I was browsing a variety of twitter bots that seemed somewhat cool, but something about the medium didn’t really compel me that much. The AI twitter bots that interact with people I found to be somewhat cool, such as the TayAI fiasco that Microsoft embroiled itself in, but I stumbled across another utilization of twitter bots that really piqued my interest. There was a pervasive computer virus that took the world by storm in 2014, and some think it is still operational, called ‘iWorm’. iWorm was a botnet, which means once a certain malware is installed on a population of host machines, each ‘bot’ listens to command and control instructions sent by the perpetrator of the malware to execute actions en masse. These could include sending back sensitive info of infected users (credit card info, logins, etc), serving as a bank of proxy IP addresses for the perpetrator to do malicious things while anonymized pretending to be the victim, or acting as a weapon to DDoS websites whereby every victim of the botnet spams a given web address with tons of requests, forcing downtime.

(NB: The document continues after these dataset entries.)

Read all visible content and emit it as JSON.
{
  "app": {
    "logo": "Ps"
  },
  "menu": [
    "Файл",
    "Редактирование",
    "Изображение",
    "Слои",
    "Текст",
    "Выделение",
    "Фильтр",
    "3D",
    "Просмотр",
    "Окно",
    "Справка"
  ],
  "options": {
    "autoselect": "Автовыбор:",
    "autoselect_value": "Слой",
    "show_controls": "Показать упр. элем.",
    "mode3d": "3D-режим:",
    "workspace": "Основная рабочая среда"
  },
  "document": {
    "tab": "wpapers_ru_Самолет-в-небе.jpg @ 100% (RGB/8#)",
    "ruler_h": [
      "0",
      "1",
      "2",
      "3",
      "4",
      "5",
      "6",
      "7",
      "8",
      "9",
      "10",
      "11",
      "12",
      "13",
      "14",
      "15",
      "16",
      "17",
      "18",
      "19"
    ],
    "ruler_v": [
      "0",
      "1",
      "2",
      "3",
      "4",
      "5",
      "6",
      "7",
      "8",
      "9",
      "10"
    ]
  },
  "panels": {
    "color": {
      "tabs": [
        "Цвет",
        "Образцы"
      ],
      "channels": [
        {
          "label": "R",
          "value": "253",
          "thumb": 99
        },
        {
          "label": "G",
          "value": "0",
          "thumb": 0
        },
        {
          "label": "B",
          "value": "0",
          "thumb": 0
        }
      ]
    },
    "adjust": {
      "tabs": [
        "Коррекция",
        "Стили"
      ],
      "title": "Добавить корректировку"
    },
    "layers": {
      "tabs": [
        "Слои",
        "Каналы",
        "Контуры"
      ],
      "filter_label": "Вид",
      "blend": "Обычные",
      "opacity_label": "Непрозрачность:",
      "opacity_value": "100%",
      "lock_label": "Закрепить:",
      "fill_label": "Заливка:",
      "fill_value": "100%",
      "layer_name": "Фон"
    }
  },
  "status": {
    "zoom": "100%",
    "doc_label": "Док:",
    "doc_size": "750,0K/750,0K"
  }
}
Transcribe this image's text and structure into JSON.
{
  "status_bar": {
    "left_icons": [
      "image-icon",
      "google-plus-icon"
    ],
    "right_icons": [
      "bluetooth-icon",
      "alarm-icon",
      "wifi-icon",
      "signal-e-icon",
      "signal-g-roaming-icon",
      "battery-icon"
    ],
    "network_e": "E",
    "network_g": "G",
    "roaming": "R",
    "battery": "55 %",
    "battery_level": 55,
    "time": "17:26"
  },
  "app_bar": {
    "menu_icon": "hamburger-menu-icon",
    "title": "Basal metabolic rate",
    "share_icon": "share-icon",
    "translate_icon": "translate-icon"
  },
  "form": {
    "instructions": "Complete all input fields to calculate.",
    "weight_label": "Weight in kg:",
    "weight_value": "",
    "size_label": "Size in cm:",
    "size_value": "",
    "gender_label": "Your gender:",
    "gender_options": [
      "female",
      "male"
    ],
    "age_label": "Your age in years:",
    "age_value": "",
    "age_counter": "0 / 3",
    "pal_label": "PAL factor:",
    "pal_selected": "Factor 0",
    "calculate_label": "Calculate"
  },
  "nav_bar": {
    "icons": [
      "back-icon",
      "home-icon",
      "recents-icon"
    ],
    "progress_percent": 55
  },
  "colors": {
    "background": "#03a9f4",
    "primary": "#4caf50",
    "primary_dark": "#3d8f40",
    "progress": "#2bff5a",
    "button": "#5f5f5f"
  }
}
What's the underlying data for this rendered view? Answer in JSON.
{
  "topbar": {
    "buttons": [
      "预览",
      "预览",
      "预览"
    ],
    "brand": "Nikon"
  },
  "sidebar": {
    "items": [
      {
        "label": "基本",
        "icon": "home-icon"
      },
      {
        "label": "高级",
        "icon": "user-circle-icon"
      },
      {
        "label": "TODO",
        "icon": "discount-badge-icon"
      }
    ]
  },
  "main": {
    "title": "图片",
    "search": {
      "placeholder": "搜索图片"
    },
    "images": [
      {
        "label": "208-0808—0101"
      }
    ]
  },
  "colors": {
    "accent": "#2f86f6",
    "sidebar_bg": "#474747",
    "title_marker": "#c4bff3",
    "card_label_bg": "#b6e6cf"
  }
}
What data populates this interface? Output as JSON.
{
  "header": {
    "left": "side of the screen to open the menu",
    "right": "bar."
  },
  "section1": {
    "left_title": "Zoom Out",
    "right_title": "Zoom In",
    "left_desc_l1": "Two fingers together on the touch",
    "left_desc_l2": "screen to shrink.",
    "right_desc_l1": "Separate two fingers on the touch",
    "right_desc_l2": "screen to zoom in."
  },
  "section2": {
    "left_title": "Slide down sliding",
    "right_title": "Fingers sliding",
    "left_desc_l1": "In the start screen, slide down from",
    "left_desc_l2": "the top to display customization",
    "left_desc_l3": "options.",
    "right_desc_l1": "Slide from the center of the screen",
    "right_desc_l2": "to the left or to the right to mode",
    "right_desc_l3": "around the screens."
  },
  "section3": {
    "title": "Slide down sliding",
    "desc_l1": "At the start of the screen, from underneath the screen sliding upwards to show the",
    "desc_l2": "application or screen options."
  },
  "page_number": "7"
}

The particularly interesting thing about iWorm is that victims infected with the malware would receive command and control instructions through reddit. Traditionally, the bots in a botnet are controlled through IRC communication, however many antivirus programs have become privy to this technique and carefully scrutinize IRC communications. iWorm instead hides its instructions in plain sight, by posting encrypted instructions to an arcane but public subreddit. I thought this was a brilliant and elegant use of social media automation. I did some more research and discovered that there have been a couple Twitter accounts that have been utilized to this same end. Although the posts to these control accounts/subreddits themselves are probably automated, its possible there is a good bit of manual intervention. Regardless, I think this framework for botnet control through social media, particularly twitter, is a very interesting re-interpretation of the idea of a “Twitter Bot”



Twitter-based Botnet Command Channel


When Bots Use Social Media for Command and Control